As all of these changes occur in my personal and professional life, Temple Israel is of course entering into its own state of major transition: a new student cantor not withstanding, transitions in temple leadership, most notably the transition of new presidents, which is unique to this year, and the installation of new boards throughout the synagogue’s various organizations ensure that there will be considerable change in structure and dynamic in the Temple community over the next few months.
Change is never a comfortable thing and with so much approaching, I have spent considerable time thinking about how to best navigate it – to make sure that the strong emotions that accompany change can help instead of hinder the process. It is no surprise given the complexity of our faith and culture that Judaism has many different processes for helping mark life transitions. From baby namings and b’rit milah to Bar/Bat Mitzvah to weddings to funerals, the best way to transition Judaism says, is through ritual.
While the term “ritual” sometimes seems archaic, summoning up thoughts of ancient practices of sacrifices and purifying incense, a ritual is in its most simple form, an act used to mark a time of distinction. The act of marking a time of change with a substantive and meaningful ceremony of some sorts helps not only smooth the transition but more importantly allows for the important moment of emotional expression and release.

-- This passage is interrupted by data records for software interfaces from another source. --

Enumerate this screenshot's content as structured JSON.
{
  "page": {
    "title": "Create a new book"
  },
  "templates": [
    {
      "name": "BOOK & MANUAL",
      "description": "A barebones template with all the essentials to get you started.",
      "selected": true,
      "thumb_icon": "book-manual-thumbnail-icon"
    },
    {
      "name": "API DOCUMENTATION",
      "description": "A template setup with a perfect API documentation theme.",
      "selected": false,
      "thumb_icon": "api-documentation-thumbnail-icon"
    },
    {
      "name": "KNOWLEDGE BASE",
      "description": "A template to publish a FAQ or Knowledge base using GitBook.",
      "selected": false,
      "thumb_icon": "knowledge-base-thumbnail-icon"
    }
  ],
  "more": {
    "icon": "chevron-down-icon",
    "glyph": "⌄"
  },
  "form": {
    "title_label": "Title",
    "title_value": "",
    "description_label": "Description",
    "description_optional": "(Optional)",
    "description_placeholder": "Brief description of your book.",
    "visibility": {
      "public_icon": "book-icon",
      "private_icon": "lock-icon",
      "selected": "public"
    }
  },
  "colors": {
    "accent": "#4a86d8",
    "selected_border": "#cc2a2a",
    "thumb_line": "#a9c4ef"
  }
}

So while there may not be formal ritual designed for the transitions about to take place between myself and Temple Israel, I have been thinking about how I might adapt already existing rituals to help aid in my transition and working to mark the significance that my time with this community has had on my life and on my personal and professional growth. The idea of a Torah reading and aliyah has occurred to me, along with other ideas that may come out in our final service together on June 15 th. While I won’t spoil the surprise, know that there will undoubtedly be a service filled with music and merriment. It will certainly be a special evening and I hope that you will join me. For now, I plan to make the absolute most of the time we have left together – through prayer, laughter, and song.